Kaspersky sheds light on Lazarus group's new campaign
Kaspersky's Global Research and Analysis Team (GReAT) has disclosed a new campaign by the notorious Lazarus group. This malicious campaign is centred on the exploitation of organisations worldwide through legitimate software.
The GReAT unit discovered several cyber incidents where the targets were lured through genuine software designed for the encryption of web communication using digital certificates. Even after vulnerabilities were reported and patches issued, global companies persisted in using the compromised software version. This gave the notorious Lazarus group an opportunity to gain entry.
The adversary showcased a high degree of intricacy, applying advanced evasion techniques and releasing a SIGNBT malware to manipulate the victim.
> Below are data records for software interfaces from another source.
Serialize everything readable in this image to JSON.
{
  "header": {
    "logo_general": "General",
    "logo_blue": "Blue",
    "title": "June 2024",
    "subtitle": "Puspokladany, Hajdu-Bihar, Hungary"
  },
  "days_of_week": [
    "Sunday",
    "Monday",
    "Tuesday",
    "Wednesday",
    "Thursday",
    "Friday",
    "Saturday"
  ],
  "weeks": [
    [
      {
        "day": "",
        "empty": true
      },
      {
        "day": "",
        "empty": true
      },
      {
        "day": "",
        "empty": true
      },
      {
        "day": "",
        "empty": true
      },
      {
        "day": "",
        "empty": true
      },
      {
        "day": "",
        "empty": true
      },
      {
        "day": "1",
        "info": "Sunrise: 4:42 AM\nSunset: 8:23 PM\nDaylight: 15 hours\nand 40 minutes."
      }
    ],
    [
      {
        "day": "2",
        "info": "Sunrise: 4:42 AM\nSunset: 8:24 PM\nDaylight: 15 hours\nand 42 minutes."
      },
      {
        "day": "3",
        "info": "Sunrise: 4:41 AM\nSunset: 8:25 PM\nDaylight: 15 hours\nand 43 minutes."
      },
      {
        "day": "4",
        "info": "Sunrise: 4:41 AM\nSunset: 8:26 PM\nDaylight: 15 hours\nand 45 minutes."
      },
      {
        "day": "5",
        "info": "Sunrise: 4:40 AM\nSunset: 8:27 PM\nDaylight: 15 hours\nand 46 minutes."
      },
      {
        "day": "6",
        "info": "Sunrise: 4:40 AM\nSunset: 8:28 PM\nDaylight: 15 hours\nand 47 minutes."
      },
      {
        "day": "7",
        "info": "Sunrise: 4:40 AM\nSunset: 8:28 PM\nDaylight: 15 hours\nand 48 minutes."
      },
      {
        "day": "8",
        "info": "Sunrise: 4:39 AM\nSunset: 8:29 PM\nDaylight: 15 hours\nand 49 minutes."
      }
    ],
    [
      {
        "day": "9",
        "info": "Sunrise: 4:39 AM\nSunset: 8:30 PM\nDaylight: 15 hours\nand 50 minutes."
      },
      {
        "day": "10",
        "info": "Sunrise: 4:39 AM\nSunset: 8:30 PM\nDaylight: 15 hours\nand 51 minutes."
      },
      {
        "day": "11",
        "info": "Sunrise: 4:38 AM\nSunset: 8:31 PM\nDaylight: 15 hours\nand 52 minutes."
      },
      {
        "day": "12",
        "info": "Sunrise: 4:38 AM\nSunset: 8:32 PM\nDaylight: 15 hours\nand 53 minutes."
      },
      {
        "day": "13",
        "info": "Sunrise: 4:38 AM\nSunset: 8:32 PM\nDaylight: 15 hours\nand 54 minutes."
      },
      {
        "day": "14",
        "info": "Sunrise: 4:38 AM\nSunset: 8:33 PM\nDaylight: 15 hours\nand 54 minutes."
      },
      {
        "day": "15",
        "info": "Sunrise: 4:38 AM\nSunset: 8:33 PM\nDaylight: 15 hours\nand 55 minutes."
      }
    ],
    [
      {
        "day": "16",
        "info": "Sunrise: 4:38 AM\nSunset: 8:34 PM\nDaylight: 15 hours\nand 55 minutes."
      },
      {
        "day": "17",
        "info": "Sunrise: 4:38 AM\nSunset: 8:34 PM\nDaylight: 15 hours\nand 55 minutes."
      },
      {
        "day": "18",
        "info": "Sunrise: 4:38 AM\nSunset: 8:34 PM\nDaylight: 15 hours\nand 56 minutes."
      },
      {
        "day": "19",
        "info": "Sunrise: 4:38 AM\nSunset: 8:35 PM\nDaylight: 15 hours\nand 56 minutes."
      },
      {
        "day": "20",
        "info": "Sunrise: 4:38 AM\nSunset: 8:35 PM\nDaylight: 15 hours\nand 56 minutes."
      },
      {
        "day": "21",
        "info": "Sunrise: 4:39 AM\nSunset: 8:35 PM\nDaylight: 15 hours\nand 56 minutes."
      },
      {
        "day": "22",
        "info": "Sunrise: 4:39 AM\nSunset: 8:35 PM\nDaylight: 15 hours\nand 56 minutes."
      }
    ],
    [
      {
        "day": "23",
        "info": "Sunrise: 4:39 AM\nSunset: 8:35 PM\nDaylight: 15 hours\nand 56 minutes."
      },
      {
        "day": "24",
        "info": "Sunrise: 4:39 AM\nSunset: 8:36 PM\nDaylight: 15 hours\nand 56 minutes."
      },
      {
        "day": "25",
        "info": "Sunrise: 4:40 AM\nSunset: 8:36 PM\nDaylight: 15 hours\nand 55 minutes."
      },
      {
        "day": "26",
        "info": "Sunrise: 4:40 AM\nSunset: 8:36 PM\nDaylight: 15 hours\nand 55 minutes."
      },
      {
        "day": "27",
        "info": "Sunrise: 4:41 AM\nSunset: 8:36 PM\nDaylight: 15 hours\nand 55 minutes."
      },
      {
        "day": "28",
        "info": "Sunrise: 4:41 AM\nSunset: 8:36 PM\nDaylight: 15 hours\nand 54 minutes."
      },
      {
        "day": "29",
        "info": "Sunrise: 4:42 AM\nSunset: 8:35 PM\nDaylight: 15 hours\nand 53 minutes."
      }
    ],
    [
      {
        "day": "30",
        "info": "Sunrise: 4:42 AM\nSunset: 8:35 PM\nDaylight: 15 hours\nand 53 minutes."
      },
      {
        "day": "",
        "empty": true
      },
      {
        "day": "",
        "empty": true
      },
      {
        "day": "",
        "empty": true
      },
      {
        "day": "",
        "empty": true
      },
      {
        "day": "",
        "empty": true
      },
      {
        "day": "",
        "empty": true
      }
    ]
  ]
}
The threat actor also employed the familiar LPEClient tool—which has been previously witnessed targeting defence contractors, nuclear engineers, and the cryptocurrency sector. This malware serves as the initial access point for infection; it plays a crucial role in profiling the victim and delivering the payload. The role of LPEClient in this campaign aligns with the tactics adopted by the Lazarus group, as seen in previous attacks such as the 3CX supply chain attack.
The team's analysis further highlighted that the Lazarus malware had targeted the initial victim, a software vendor, multiple times in the past. This recurrence suggests a focused and persistent adversary, potentially interested in acquiring pivotal source code or causing disruption to the software supply chain. The threat actors consistently exploited vulnerabilities in the vendor's software, broadening their reach by also targeting other organisations relying on the unpatched version.
Lead Security Researcher at Kasperskys Global Research and Analysis Team, Seongsu Park, spoke of the Lazarus group's unwavering tenacity, noting their operation on a global scale. He said they targeted a wide range of industries through diverse means, indicating an evolving and persisting threat.
To prevent future targeted attacks by known or unknown threat actors, Kaspersky recommends several measures, including constant updates of the operating system, applications, and antivirus software to cover any known vulnerabilities. Persons should be wary of emails, messages, or calls asking for sensitive information, always verifying the sender's identity before sharing personal details or clicking suspicious links.
Kaspersky recommends providing access to the latest threat intelligence (TI) to your SOC team. The Kaspersky Threat Intelligence Portal serves as a single point of access for the company's TI, offering cyberattack data and insights collected over two decades. The cybersecurity team should be up-skilled to tackle current targeted threats. Implementing EDR solutions such as Kaspersky Endpoint Detection and Response is beneficial for endpoint level detection, detailed investigation, and timely remediation of incidents.